Records from a data collection:
#####

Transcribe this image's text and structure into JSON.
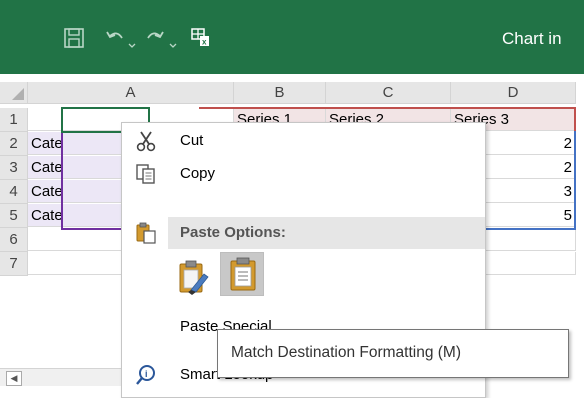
{
  "app": {
    "title": "Chart in",
    "accent": "#217346"
  },
  "qat": {
    "icons": [
      "save-icon",
      "undo-icon",
      "redo-icon",
      "calculator-icon"
    ]
  },
  "sheet": {
    "columns": [
      "A",
      "B",
      "C",
      "D"
    ],
    "rows": [
      "1",
      "2",
      "3",
      "4",
      "5",
      "6",
      "7"
    ],
    "header_row": [
      "",
      "Series 1",
      "Series 2",
      "Series 3"
    ],
    "categories": [
      "Cate",
      "Cate",
      "Cate",
      "Cate"
    ],
    "d_values": [
      "2",
      "2",
      "3",
      "5"
    ]
  },
  "context_menu": {
    "cut": "Cut",
    "copy": "Copy",
    "paste_options": "Paste Options:",
    "paste_special": "Paste Special...",
    "smart_lookup": "Smart Lookup"
  },
  "tooltip": {
    "text": "Match Destination Formatting (M)"
  },
  "colors": {
    "series1": "#c0504d",
    "series2": "#7030a0",
    "series3": "#4472c4"
  }
}
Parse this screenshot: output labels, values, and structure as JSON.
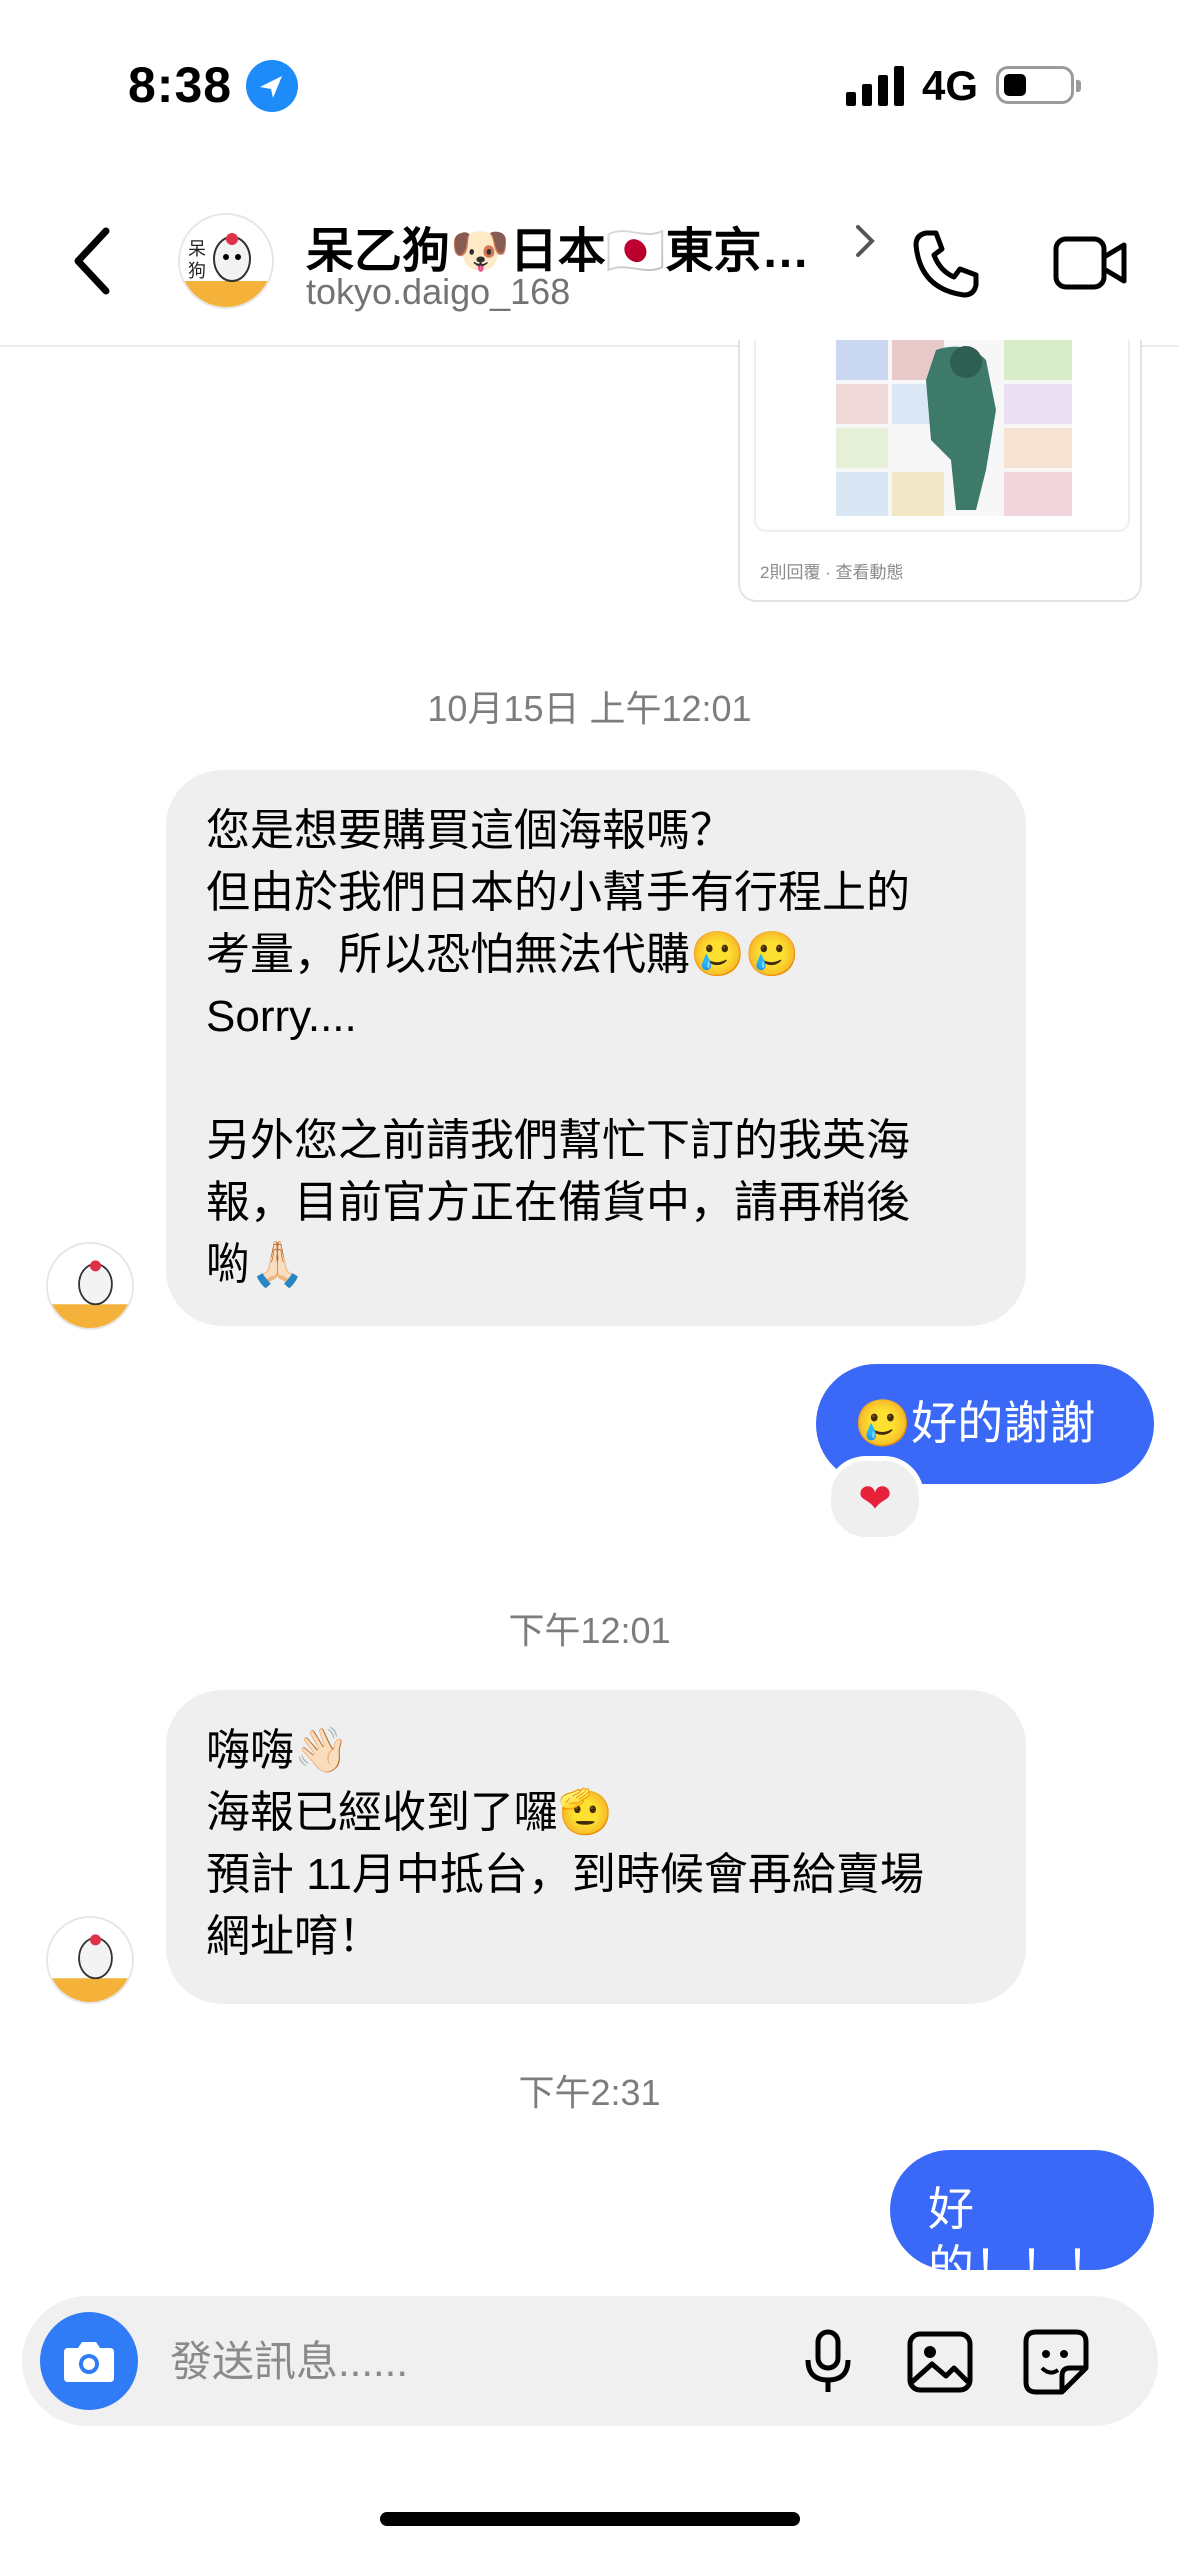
{
  "status_bar": {
    "time": "8:38",
    "network": "4G"
  },
  "header": {
    "name": "呆乙狗🐶日本🇯🇵東京…",
    "username": "tokyo.daigo_168",
    "avatar_text": "呆乙狗"
  },
  "post_preview": {
    "meta": "2則回覆 · 查看動態"
  },
  "messages": [
    {
      "type": "timestamp",
      "text": "10月15日 上午12:01"
    },
    {
      "type": "incoming",
      "text": "您是想要購買這個海報嗎？\n但由於我們日本的小幫手有行程上的\n考量，所以恐怕無法代購🥲🥲\nSorry....\n\n另外您之前請我們幫忙下訂的我英海\n報，目前官方正在備貨中，請再稍後\n喲🙏🏻"
    },
    {
      "type": "outgoing",
      "text": "🥲好的謝謝",
      "reaction": "❤"
    },
    {
      "type": "timestamp",
      "text": "下午12:01"
    },
    {
      "type": "incoming",
      "text": "嗨嗨👋🏻\n海報已經收到了囉🫡\n預計 11月中抵台，到時候會再給賣場\n網址唷！"
    },
    {
      "type": "timestamp",
      "text": "下午2:31"
    },
    {
      "type": "outgoing",
      "text": "好的！！！"
    }
  ],
  "composer": {
    "placeholder": "發送訊息......"
  },
  "colors": {
    "outgoing_bubble": "#3a69f7",
    "incoming_bubble": "#efefef",
    "accent": "#2f7cf6"
  }
}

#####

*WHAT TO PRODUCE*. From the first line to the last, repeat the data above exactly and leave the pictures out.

*SOLUTION TO THIS TASK*.
Transcribe this image's text and structure into JSON.
{
  "app": {
    "title": "Chart in",
    "accent": "#217346"
  },
  "qat": {
    "icons": [
      "save-icon",
      "undo-icon",
      "redo-icon",
      "calculator-icon"
    ]
  },
  "sheet": {
    "columns": [
      "A",
      "B",
      "C",
      "D"
    ],
    "rows": [
      "1",
      "2",
      "3",
      "4",
      "5",
      "6",
      "7"
    ],
    "header_row": [
      "",
      "Series 1",
      "Series 2",
      "Series 3"
    ],
    "categories": [
      "Cate",
      "Cate",
      "Cate",
      "Cate"
    ],
    "d_values": [
      "2",
      "2",
      "3",
      "5"
    ]
  },
  "context_menu": {
    "cut": "Cut",
    "copy": "Copy",
    "paste_options": "Paste Options:",
    "paste_special": "Paste Special...",
    "smart_lookup": "Smart Lookup"
  },
  "tooltip": {
    "text": "Match Destination Formatting (M)"
  },
  "colors": {
    "series1": "#c0504d",
    "series2": "#7030a0",
    "series3": "#4472c4"
  }
}
Parse this screenshot: output labels, values, and structure as JSON.
{
  "status_bar": {
    "time": "8:38",
    "network": "4G"
  },
  "header": {
    "name": "呆乙狗🐶日本🇯🇵東京…",
    "username": "tokyo.daigo_168",
    "avatar_text": "呆乙狗"
  },
  "post_preview": {
    "meta": "2則回覆 · 查看動態"
  },
  "messages": [
    {
      "type": "timestamp",
      "text": "10月15日 上午12:01"
    },
    {
      "type": "incoming",
      "text": "您是想要購買這個海報嗎？\n但由於我們日本的小幫手有行程上的\n考量，所以恐怕無法代購🥲🥲\nSorry....\n\n另外您之前請我們幫忙下訂的我英海\n報，目前官方正在備貨中，請再稍後\n喲🙏🏻"
    },
    {
      "type": "outgoing",
      "text": "🥲好的謝謝",
      "reaction": "❤"
    },
    {
      "type": "timestamp",
      "text": "下午12:01"
    },
    {
      "type": "incoming",
      "text": "嗨嗨👋🏻\n海報已經收到了囉🫡\n預計 11月中抵台，到時候會再給賣場\n網址唷！"
    },
    {
      "type": "timestamp",
      "text": "下午2:31"
    },
    {
      "type": "outgoing",
      "text": "好的！！！"
    }
  ],
  "composer": {
    "placeholder": "發送訊息......"
  },
  "colors": {
    "outgoing_bubble": "#3a69f7",
    "incoming_bubble": "#efefef",
    "accent": "#2f7cf6"
  }
}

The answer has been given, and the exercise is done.